"For example, a department can excel in urban sociology by having a largely ethnographic or a largely quantitative program," the report says.
While offering numerous examples of flaws in the rankings, the report says that they are already having an influence -- one that could grow in dangerous ways.
"In the short term, the NRC ranking system can have detrimental effects on departments whose rankings are lower than their actual quality. University administrators seem to have taken the results seriously," the report says. It notes that universities have rushed to issue press releases about highly ranked departments, and that an "attitude" of respecting the NRC review "may result in short-term punitive actions by administrators against departments whose rankings, unfairly or not, are low."

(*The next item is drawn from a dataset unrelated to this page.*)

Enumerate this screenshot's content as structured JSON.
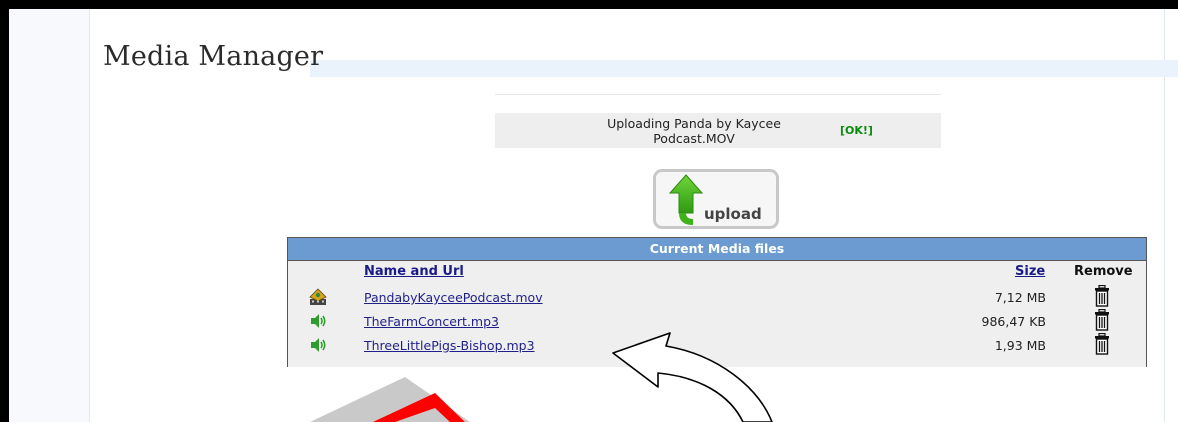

Further, the report says its authors fear that some universities may attempt to alter departments to score better -- regardless of the flaws in the methodology. "Departments may also have reason to worry that, in their next review, administrators may direct them to change their programs to improve their status in future NRC rankings, for example, by hiring faculty who write articles, rather than books."
Jeremiah P. Ostriker, chair of the NRC committee that prepared the rankings, and a professor of astronomy and former provost at Princeton University, said in an interview that there is "a great deal of validity in many of the points" raised in the report. Any rankings system, Ostriker said, "will seem and be unfair to some group or another."
On the question of including books in calculations of faculty productivity, Ostriker said that the NRC committee included social scientists, and that the issue never came up. He defended, however, the decision not to evaluate the quality of journals in which articles appeared. He said that by measuring both number of articles and their citations, the methodology reflected the reality that some journals are more influential than others. "A paper in Nature is much more cited than one in some out-of-the-way journal," he said.
Ostriker also said that, based on modeling done by the committee prior to adopting the final methodology, the NRC found that many tweaks don't change the actual rankings in significant ways.
The tone of the sociologists' report did not surprise him, Ostriker said. "When our study first came out, it was greeted with shock and horror because it wasn't what people expected and they were very, very nervous," he said. As time has passed, "the tone has changed," and he thinks the same will be true of the sociologists' criticisms.
Still, Ostriker stressed that he believed the most important part of the process was assembling the data, not the methodology. He noted that groups could use the data for their own rankings or on a program-by-program basis. "What's most important is finding ways that the data can be used and made helpful to universities," he said.